“Tell me, Katsuki, have you been having any dreams? I’ve been keeping a dream journal. I want to figure out what my head thinks when I’m asleep.”

Midoriya’s hero journals are a thing of a past. Ever since, he is in a perpetual search for a something to fill that gap, though – hobbies, mostly. Bakugou presses on the bandage covering his left eye, remembering. The fabric is getting a bit wet. He’ll have to change it soon.

“Not really,” he says. “Just the regular.”

“Kirishima?”

“No, not him.” Bakugou says. “Work.”

Midoriya spreads his palms on the table, fingers stretched wide. For a while, he thinks.

“I dream of long hands and sweet flowers. My teeth falling out, sliding down right into my throat. Fights old and new.” He looks up at Bakugou and there is pleading in his eyes. “Sometimes I lose. And sometimes, I dream of you.”

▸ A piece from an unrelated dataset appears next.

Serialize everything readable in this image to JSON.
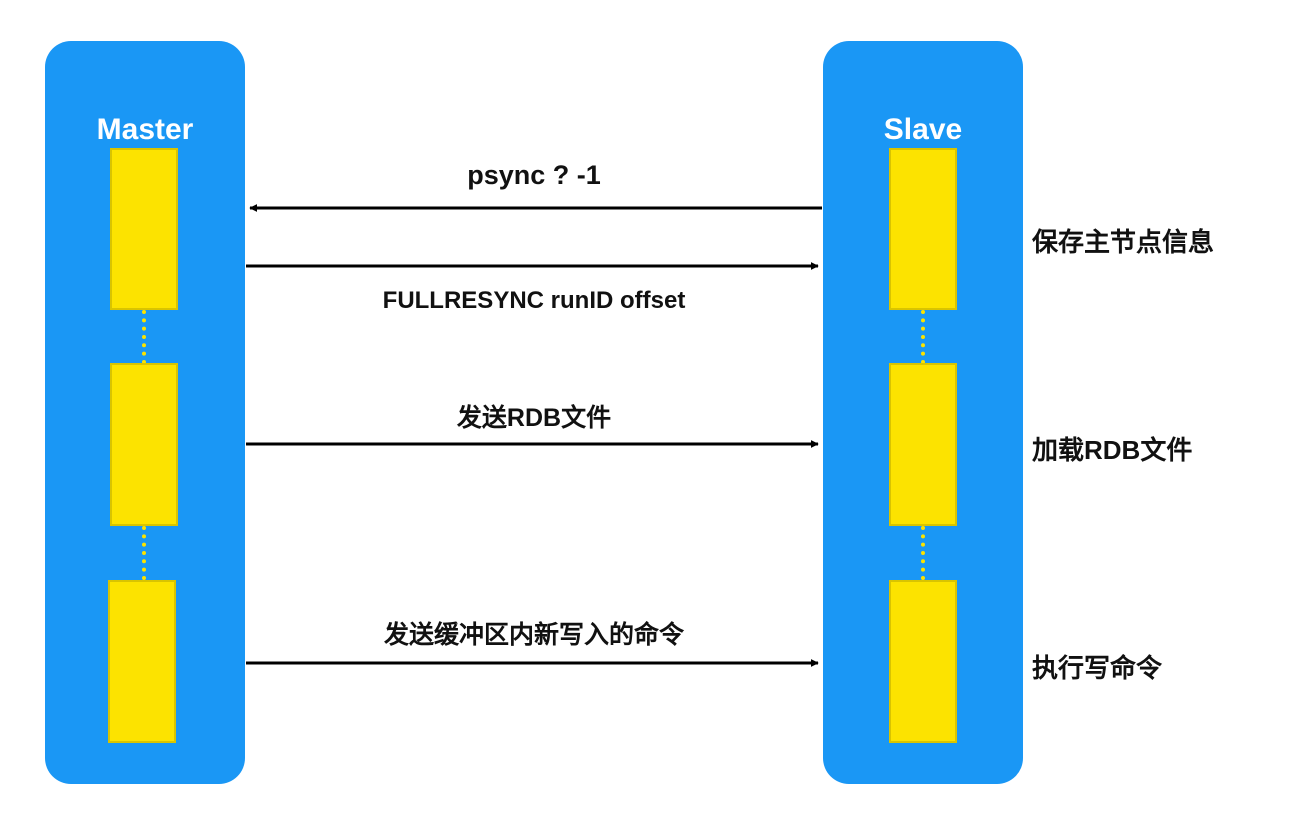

They’re late, the bus seems to have lagged – which is a problem. They have a hostage situation on hand, an elementary school, five hundred pupils, twenty-three teachers, and sixteen staff members. Midoriya watches the leaves rustle softly in the wind. He’s cut his hair short recently, and it makes him feel alien, exposed.

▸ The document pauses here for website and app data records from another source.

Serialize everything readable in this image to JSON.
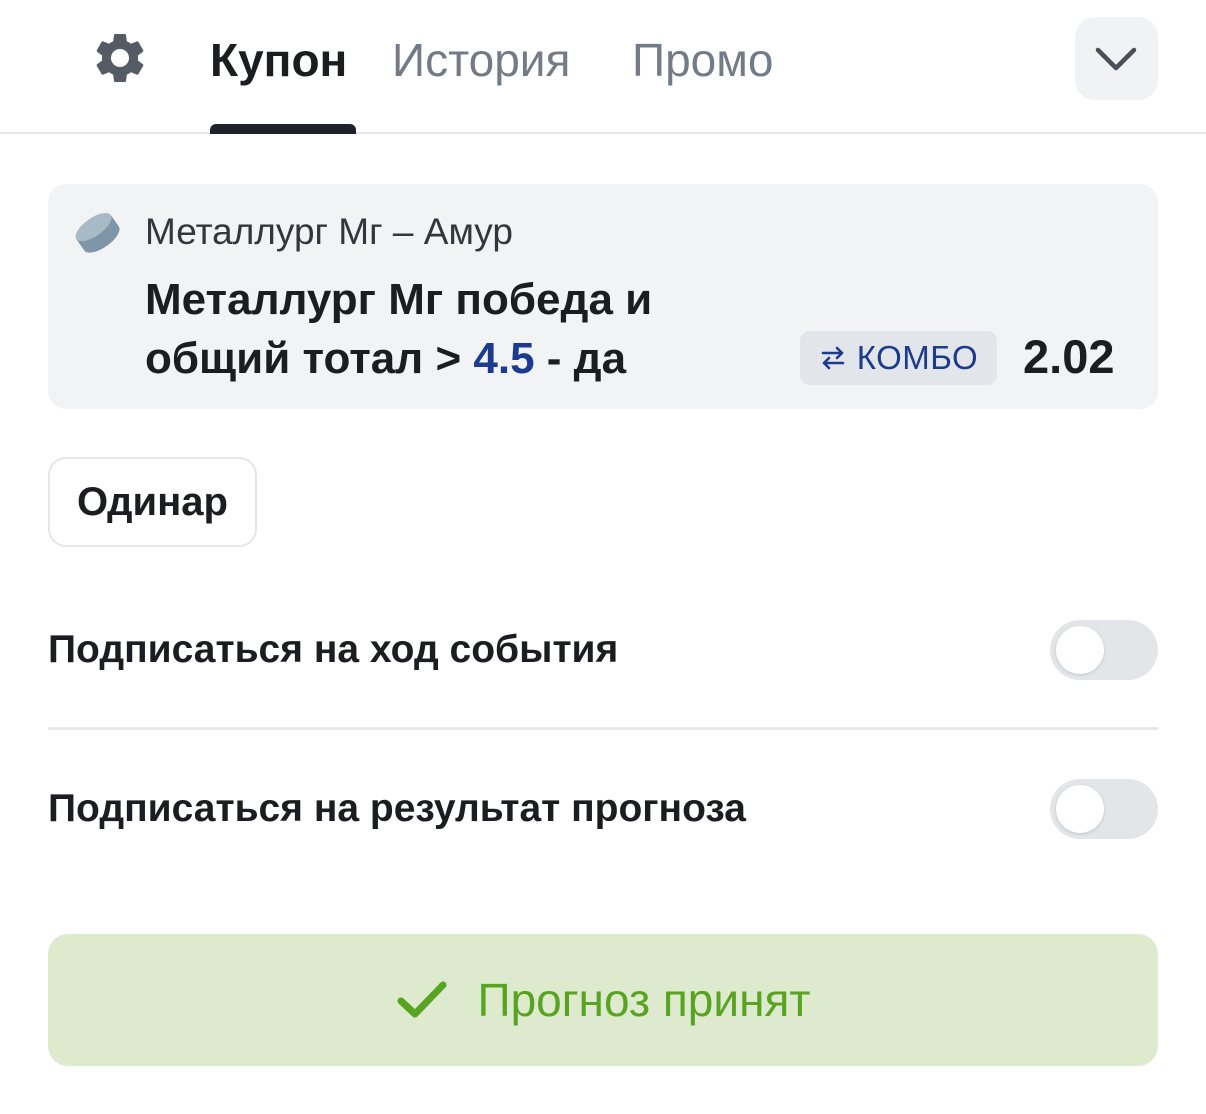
{
  "tabs": {
    "coupon": "Купон",
    "history": "История",
    "promo": "Промо",
    "active": "coupon"
  },
  "icons": {
    "settings": "gear-icon",
    "collapse": "chevron-down-icon",
    "sport": "hockey-puck-icon",
    "combo": "swap-arrows-icon",
    "accepted": "check-icon"
  },
  "bet": {
    "event": "Металлург Мг – Амур",
    "market_line1": "Металлург Мг победа и",
    "market_line2_prefix": "общий тотал > ",
    "market_total": "4.5",
    "market_line2_suffix": " - да",
    "combo_label": "КОМБО",
    "odds": "2.02"
  },
  "bet_type": {
    "label": "Одинар"
  },
  "subscriptions": [
    {
      "label": "Подписаться на ход события",
      "enabled": false
    },
    {
      "label": "Подписаться на результат прогноза",
      "enabled": false
    }
  ],
  "status": {
    "label": "Прогноз принят"
  },
  "colors": {
    "accent_blue": "#1c3b8f",
    "success_green": "#58a321",
    "success_bg": "#deeacd",
    "card_bg": "#f2f3f5",
    "muted_text": "#747b86"
  }
}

“The villain promised that for each minute of delay, a child will die,” Katsuki notes.

“We can count the time that way then? Five children have passed since we’ve been waiting here.”

“Being a hero made you rot from inside out, Deku. You’d be better off staying useless and quirkless. Innocent.”

Neither of them can walk: Katsuki got his legs broken in a torture session, they’re still weak, barely healed. Izuku has been awake for the last ninety-nine hours. He wonders how many children will die until he makes it to one hundred. He can’t remember the last time he cried.

“I do feel guilty,” Midoriya admits. “If you want to, we could talk about the afterlife.”

The train is fast and its speed rattles the table they’re sitting at. They’re at a train station now, an old, and dirty building, only a few platforms sewn together by the overgrown grass. Midoriya’s coffee spills a little, but he seems not to notice, staring at the charred remains of his right arm instead.

“So, when I die, do you think I’ll live on?” he asks. He’s barely audible as another train passes them by.

Bakugou lets out a quiet tsk. He’s not drinking anything; wouldn’t have the time to finish it; his line will arrive soon. “When you die, you die. It ends there. Stupid question.”

Midoriya smiles apologetically. “I’ve been reading a lot of European philosophy lately,” he explains. “Plato, Hegel, Nietzsche – just the basics, really. Please, Katsuki, promise me that you’ll remember when I’m no longer here.”

“I have to go,” Katsuki says, and then they’re at a funeral.